The Doctors Company On Defending Against Malpractice Allegations in Highly Publicized Cases


The media and general public often empathize with the patient when allegations of malpractice are raised. For a physician, this predisposition can be terrifying because it automatically paints the doctor as at fault, even when best practices were clearly followed. This video, presented by The Doctors Company (TDC), discusses the malpractice suit leveled against a physician in Texas involving a patient who overdosed on prescription drugs shortly after being treated. [More]


Further discussion on the effects of damage caps on malpractice claims in Florida


In my last blog post, I took a look at how the passage of tort reform in Florida has changed the number of paid claims for physicians in the state. In summary, analyzing the data provided by the National Practitioners Data Bank (NPDB) showed a clear decline in the number of paid claims against physicians in Florida. The information provided by the NPDB is some of the most comprehensive data we have on claims; however, the state of Florida also tracks malpractice claims and it would only be fair to review this data too. In the decision to overturn the cap on death cases, Justice Lewis references data from the annual report on medical malpractice closed claims and rate filings from the Florida Office of Insurance Regulation. [More]


The Data Behind Florida’s Supreme Court Decision


This will be the first installment in a series of blog posts that focus on state caps on malpractice insurance payments and the corresponding data. This is a hot topic in the industry right now, as the Florida Supreme Court recently overturned the cap in that state and there is a push to overturn MICRA in California, which has been used as the model in many other states, including Texas. This discussion will focus on Florida, since it is the most recent development; I will discuss other states in future posts. If there is a specific state that interests you, please email me and I’ll see if I can work it in to this series. [More]


What can a medical practice learn from a data breach at Target?
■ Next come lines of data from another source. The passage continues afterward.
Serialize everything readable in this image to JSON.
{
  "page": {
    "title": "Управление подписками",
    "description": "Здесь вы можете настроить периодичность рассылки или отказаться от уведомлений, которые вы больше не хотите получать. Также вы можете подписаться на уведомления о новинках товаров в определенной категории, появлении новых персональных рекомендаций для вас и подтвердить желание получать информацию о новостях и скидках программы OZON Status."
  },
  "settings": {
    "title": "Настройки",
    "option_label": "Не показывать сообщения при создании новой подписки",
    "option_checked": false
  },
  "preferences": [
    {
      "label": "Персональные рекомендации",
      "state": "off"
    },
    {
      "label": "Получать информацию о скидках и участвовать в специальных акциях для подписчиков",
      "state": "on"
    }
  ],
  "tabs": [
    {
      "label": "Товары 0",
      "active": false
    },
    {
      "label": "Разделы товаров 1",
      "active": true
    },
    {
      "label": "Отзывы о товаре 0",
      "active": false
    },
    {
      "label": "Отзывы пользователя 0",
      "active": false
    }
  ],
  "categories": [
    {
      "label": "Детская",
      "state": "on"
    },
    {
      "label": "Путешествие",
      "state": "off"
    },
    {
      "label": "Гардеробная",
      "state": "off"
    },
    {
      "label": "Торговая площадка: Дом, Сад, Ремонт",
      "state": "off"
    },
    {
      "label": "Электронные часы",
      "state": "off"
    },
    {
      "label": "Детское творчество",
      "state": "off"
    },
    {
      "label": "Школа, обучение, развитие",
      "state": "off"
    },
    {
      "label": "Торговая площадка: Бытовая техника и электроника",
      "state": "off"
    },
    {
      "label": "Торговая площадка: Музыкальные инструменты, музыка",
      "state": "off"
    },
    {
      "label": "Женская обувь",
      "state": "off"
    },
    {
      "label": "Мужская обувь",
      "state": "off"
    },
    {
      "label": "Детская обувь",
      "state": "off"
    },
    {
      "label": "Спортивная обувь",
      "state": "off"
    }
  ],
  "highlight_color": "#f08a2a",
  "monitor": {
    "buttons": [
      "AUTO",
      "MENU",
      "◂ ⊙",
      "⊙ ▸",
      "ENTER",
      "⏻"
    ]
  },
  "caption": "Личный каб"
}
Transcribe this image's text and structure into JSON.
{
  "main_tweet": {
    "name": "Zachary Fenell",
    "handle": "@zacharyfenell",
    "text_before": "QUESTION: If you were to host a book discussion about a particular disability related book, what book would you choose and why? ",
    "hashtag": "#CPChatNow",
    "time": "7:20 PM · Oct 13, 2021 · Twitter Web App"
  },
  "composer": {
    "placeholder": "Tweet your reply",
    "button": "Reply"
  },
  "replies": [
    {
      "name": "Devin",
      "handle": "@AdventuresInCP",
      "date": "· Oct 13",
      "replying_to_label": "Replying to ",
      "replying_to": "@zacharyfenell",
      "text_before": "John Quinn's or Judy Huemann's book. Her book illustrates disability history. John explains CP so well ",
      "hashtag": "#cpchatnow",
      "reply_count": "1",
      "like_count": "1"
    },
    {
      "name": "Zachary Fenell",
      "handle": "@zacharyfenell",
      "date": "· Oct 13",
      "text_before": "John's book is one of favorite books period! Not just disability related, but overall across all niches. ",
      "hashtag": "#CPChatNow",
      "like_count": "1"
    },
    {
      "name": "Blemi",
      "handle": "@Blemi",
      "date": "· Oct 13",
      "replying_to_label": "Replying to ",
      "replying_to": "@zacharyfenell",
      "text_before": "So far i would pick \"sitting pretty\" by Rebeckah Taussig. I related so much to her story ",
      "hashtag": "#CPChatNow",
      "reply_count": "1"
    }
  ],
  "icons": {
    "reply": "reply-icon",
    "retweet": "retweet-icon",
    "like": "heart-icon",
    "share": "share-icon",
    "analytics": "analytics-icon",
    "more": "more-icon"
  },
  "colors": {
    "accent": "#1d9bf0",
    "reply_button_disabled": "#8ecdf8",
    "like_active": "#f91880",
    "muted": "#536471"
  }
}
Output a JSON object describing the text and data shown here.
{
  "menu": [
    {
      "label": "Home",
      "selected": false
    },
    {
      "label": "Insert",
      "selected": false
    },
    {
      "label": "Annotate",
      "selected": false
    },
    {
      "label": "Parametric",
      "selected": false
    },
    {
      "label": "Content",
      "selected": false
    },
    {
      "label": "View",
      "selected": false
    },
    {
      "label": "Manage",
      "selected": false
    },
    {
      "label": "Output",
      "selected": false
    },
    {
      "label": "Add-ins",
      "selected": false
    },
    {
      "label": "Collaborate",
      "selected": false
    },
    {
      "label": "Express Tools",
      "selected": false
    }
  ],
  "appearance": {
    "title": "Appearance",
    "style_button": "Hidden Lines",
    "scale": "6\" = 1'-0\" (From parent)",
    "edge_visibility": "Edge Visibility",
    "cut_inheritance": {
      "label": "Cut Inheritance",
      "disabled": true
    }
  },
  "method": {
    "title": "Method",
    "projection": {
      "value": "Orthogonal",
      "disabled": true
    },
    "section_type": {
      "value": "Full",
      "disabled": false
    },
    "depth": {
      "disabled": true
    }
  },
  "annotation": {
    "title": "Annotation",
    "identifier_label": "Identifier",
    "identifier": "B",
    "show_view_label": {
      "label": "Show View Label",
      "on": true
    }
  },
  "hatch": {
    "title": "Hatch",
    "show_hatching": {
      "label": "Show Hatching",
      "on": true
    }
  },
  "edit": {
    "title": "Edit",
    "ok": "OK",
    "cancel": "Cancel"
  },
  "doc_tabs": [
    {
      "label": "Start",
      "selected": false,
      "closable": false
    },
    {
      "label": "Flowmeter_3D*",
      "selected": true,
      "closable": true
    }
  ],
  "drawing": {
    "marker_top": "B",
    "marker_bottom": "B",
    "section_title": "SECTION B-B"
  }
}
I received two emails today from the Chase Bank fraud department stating that my credit card information may at risk due to Target’s data security breach. Not that I shop at Target all that much, but if I had been there even once between November 27 and December 15 my card information could be at risk. So much for being proactive and not waiting until the last minute to buy a few Christmas gifts. The good news is that there is nothing to show that my data has been compromised and they are sending me new cards; however, that also means that I have to change all of my auto-pay bills that are set up on that specific credit card… which is essentially every recurring bill that I have. [More]